BRIEF:
Go through the listing below and list every line with "Resources".

EXTRACTED ENTRIES:
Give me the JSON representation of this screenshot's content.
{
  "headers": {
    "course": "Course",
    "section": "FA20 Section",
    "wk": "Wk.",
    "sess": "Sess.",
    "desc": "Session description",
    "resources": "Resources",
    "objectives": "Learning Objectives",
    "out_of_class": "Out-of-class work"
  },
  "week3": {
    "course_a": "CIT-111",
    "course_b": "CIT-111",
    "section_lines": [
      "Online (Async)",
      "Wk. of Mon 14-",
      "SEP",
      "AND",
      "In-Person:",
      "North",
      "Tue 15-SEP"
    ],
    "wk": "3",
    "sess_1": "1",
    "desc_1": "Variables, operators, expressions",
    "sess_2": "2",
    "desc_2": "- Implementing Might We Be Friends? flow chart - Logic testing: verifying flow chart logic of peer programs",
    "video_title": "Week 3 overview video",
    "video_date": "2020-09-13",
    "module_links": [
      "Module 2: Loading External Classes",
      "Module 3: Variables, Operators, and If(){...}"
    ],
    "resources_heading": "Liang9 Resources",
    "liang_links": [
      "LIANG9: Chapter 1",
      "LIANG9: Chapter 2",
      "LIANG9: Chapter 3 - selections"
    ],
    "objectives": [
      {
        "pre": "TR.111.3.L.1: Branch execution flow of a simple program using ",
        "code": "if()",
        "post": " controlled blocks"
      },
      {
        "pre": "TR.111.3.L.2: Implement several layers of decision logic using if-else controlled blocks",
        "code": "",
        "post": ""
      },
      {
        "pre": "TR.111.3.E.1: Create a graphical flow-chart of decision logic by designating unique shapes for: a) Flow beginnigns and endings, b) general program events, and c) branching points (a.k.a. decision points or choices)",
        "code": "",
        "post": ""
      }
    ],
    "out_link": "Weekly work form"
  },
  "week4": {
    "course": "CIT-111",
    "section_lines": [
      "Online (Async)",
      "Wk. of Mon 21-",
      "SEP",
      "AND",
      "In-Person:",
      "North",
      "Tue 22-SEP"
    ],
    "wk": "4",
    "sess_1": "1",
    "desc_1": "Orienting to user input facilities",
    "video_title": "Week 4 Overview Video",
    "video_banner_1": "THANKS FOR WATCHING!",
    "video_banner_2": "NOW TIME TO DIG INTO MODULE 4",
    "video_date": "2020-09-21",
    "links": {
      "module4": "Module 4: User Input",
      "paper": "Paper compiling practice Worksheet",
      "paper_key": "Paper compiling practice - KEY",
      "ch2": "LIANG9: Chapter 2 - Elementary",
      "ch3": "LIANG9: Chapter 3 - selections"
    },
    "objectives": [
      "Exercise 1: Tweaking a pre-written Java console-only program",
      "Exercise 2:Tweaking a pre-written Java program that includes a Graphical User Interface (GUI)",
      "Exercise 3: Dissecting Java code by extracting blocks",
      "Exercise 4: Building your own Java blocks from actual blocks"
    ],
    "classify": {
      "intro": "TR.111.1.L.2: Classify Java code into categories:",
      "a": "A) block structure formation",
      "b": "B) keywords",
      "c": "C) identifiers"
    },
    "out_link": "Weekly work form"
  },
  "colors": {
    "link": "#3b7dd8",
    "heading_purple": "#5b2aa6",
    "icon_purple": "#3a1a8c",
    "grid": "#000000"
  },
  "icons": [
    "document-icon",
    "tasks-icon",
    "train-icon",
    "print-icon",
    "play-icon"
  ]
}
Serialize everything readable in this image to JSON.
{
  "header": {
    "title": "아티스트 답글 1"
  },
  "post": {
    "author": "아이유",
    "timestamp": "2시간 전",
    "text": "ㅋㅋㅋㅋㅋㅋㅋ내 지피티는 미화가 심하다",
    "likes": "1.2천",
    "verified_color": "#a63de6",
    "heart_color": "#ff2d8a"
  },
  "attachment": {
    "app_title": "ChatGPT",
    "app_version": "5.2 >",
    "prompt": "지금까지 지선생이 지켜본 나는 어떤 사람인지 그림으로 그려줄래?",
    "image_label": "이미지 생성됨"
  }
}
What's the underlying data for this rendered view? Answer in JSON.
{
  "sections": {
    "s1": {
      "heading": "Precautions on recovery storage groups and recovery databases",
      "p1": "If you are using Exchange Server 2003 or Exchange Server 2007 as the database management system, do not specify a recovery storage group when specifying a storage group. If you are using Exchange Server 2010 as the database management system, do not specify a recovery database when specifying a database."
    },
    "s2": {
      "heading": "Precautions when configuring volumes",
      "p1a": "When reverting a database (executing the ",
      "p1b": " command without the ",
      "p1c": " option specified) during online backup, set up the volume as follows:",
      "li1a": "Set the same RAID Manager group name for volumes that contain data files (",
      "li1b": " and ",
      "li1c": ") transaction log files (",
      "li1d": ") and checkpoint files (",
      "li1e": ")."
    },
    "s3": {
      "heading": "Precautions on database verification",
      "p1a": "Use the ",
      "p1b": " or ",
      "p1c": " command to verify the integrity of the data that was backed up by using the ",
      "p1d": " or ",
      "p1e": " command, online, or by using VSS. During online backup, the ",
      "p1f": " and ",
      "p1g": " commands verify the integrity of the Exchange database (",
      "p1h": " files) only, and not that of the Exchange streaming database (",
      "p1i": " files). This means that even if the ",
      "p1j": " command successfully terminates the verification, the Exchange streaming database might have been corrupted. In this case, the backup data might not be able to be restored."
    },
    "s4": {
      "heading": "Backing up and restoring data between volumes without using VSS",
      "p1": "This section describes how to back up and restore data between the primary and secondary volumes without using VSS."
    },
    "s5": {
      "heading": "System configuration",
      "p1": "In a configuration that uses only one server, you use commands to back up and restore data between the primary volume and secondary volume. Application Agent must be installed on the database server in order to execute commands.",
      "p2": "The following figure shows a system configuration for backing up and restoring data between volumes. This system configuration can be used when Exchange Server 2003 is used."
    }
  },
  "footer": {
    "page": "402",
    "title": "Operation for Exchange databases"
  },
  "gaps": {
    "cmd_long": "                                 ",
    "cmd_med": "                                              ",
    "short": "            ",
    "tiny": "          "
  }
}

EXERCISE RESPONSE:
    "resources": "Resources",
    "resources_heading": "Liang9 Resources",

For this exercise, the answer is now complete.